And in Zhongshan and Guangzhou, top leaders have echoed a call by the Dongguan city government few years ago to replace the term 'migrant worker' with new ones, such as 'new Guangzhou people' or 'new Zhongshan people'.

It is good to see authorities finally doing something for people they have ignored for so long, even though their main motivation appears to be concern that a widening wealth gap and differences among various social groups might lead to social instability.

However, such efforts rest on shaky foundations. The first problem is that the officials responsible for improving the lot of migrants are not really interested in doing anything because there is nothing in it for them.

An official with the China Youth League's Guangzhou committee said that after the Zengcheng riots, it was assigned to 'work closely with young migrant workers' in Dadun village, the epicentre of the rioting.

He said several local youth league officials had visited the village, had meetings with local village officials, and brainstormed plans to make young migrant workers feel more welcome, for example by organising a Mid-Autumn Festival party or inviting them to watch free movies.

But asked whether they had visited the migrant workers in the industrial zone where they live, his answer was, 'no'. They hadn't toured their factories or even asked whether the migrants approved of the party plans.

'Nobody wants to waste too much time on that,' he said.

The official's thoughts make sense viewed through the prism of Chinese bureaucracy because those not directly responsible for migrant workers have little incentive to 'closely' follow such tasks.

But thoughts like that also reveal the second - and bigger - problem facing policymakers: migrant workers are not involved in the process of drafting the blueprint for their rights because they have no right to be involved.

Several Guangdong-based NGOs that help migrant workers in pay disputes and other rights issues have complained for at least two years that they get less freedom to operate because the authorities distrust grass-roots NGOs.

A director of one of them said grass-roots NGOs organised by migrant workers were still regarded as troublemakers.

'They [the governments] only trust the institutions or people backed by themselves,' the director said. 'It is progress that we finally have three worker delegates in Guangzhou, but we don't think they can really speak out for migrant workers. Instead, they might just follow officials' instructions.'

It is such a paradox that the authorities who want to reduce the threat of social unrest still follow their old rules: everything must be under their control, leaving little room for the grass roots.
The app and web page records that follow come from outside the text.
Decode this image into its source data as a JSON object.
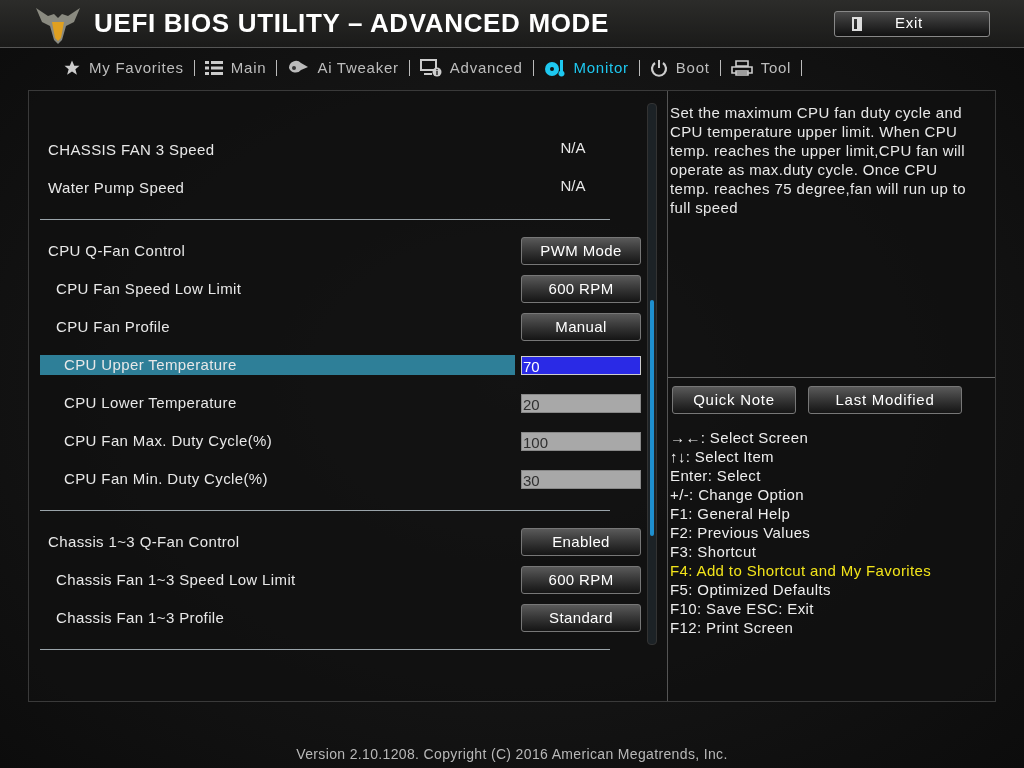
{
  "header": {
    "title": "UEFI BIOS UTILITY – ADVANCED MODE",
    "exit_button": "Exit"
  },
  "tabs": [
    {
      "label": "My Favorites",
      "selected": false
    },
    {
      "label": "Main",
      "selected": false
    },
    {
      "label": "Ai Tweaker",
      "selected": false
    },
    {
      "label": "Advanced",
      "selected": false
    },
    {
      "label": "Monitor",
      "selected": true
    },
    {
      "label": "Boot",
      "selected": false
    },
    {
      "label": "Tool",
      "selected": false
    }
  ],
  "sections": [
    {
      "items": [
        {
          "label": "CHASSIS FAN 3 Speed",
          "kind": "reading",
          "value": "N/A"
        },
        {
          "label": "Water Pump Speed",
          "kind": "reading",
          "value": "N/A"
        }
      ]
    },
    {
      "items": [
        {
          "label": "CPU Q-Fan Control",
          "kind": "option",
          "value": "PWM Mode",
          "children": [
            {
              "label": "CPU Fan Speed Low Limit",
              "kind": "option",
              "value": "600 RPM"
            },
            {
              "label": "CPU Fan Profile",
              "kind": "option",
              "value": "Manual",
              "children": [
                {
                  "label": "CPU Upper Temperature",
                  "kind": "number",
                  "value": "70",
                  "selected": true
                },
                {
                  "label": "CPU Lower Temperature",
                  "kind": "number",
                  "value": "20",
                  "selected": false
                },
                {
                  "label": "CPU Fan Max. Duty Cycle(%)",
                  "kind": "number",
                  "value": "100",
                  "selected": false
                },
                {
                  "label": "CPU Fan Min. Duty Cycle(%)",
                  "kind": "number",
                  "value": "30",
                  "selected": false
                }
              ]
            }
          ]
        }
      ]
    },
    {
      "items": [
        {
          "label": "Chassis 1~3 Q-Fan Control",
          "kind": "option",
          "value": "Enabled",
          "children": [
            {
              "label": "Chassis Fan 1~3 Speed Low Limit",
              "kind": "option",
              "value": "600 RPM"
            },
            {
              "label": "Chassis Fan 1~3 Profile",
              "kind": "option",
              "value": "Standard"
            }
          ]
        }
      ]
    }
  ],
  "help_text": "Set the maximum CPU fan duty cycle and CPU temperature upper limit. When CPU temp. reaches the upper limit,CPU fan will operate as max.duty cycle. Once CPU temp. reaches 75 degree,fan will run up to full speed",
  "side_buttons": [
    "Quick Note",
    "Last Modified"
  ],
  "keys": [
    {
      "text": "→←: Select Screen",
      "highlighted": false
    },
    {
      "text": "↑↓: Select Item",
      "highlighted": false
    },
    {
      "text": "Enter: Select",
      "highlighted": false
    },
    {
      "text": "+/-: Change Option",
      "highlighted": false
    },
    {
      "text": "F1: General Help",
      "highlighted": false
    },
    {
      "text": "F2: Previous Values",
      "highlighted": false
    },
    {
      "text": "F3: Shortcut",
      "highlighted": false
    },
    {
      "text": "F4: Add to Shortcut and My Favorites",
      "highlighted": true
    },
    {
      "text": "F5: Optimized Defaults",
      "highlighted": false
    },
    {
      "text": "F10: Save  ESC: Exit",
      "highlighted": false
    },
    {
      "text": "F12: Print Screen",
      "highlighted": false
    }
  ],
  "footer": "Version 2.10.1208. Copyright (C) 2016 American Megatrends, Inc."
}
But without hearing the real voice of the migrant workers and knowing their real demands - the very issues that helped spark the June riots - how can plans for a better future for migrant workers be practical?

How can officials improve the rights of migrants while leaving them out of the discussion?